### WORK TASK
From the listing below, pull out all lines with "title" in them.

[Start of section]

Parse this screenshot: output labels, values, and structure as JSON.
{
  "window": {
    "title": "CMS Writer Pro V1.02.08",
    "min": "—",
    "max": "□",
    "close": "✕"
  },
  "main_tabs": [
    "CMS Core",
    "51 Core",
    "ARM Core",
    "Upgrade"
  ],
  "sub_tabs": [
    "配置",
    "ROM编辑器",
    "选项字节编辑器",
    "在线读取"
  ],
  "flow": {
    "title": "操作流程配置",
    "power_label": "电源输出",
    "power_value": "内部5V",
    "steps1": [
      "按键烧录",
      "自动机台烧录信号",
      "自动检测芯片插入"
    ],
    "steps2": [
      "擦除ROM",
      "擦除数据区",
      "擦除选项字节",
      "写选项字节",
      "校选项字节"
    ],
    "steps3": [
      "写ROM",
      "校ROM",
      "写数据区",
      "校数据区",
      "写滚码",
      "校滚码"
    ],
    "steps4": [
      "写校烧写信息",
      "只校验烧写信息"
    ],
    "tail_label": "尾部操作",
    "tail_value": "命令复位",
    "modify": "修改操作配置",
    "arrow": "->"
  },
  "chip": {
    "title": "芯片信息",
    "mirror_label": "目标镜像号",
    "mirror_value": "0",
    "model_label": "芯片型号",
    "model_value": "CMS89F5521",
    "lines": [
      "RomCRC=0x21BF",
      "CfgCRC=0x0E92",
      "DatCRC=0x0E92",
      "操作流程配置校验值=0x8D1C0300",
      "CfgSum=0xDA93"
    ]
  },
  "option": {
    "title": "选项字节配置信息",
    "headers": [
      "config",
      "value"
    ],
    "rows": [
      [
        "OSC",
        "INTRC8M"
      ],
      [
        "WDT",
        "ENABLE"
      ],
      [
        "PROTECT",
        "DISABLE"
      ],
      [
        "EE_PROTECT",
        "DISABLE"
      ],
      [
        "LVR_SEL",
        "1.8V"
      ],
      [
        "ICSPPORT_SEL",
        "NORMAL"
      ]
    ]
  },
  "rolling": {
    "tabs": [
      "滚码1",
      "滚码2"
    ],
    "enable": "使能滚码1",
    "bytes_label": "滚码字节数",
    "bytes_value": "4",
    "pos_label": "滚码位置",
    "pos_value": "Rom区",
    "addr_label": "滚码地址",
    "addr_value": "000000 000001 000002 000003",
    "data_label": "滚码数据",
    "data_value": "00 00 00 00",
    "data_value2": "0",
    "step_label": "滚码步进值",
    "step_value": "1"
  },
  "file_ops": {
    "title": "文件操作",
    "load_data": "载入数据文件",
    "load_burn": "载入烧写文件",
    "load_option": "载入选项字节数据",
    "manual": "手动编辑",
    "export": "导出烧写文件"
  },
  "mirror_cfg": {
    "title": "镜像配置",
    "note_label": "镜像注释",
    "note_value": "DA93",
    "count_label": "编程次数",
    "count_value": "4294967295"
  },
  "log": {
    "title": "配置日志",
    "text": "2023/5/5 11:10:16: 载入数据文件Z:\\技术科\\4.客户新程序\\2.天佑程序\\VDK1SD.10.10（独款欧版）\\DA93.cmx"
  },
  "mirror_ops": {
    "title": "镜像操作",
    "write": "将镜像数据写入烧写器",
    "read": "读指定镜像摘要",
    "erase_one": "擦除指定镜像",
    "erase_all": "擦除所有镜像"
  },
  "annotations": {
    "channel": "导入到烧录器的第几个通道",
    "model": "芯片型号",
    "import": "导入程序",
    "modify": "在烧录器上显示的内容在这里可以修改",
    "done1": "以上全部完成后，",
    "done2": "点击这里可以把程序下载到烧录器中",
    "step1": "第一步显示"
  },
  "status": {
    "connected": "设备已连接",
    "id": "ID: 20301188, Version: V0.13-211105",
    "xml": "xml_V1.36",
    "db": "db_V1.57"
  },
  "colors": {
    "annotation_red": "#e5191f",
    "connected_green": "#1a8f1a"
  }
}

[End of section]

### TASK SOLUTION
    "title": "CMS Writer Pro V1.02.08",
    "title": "操作流程配置",
    "title": "芯片信息",
    "title": "选项字节配置信息",
    "title": "文件操作",
    "title": "镜像配置",
    "title": "配置日志",
    "title": "镜像操作",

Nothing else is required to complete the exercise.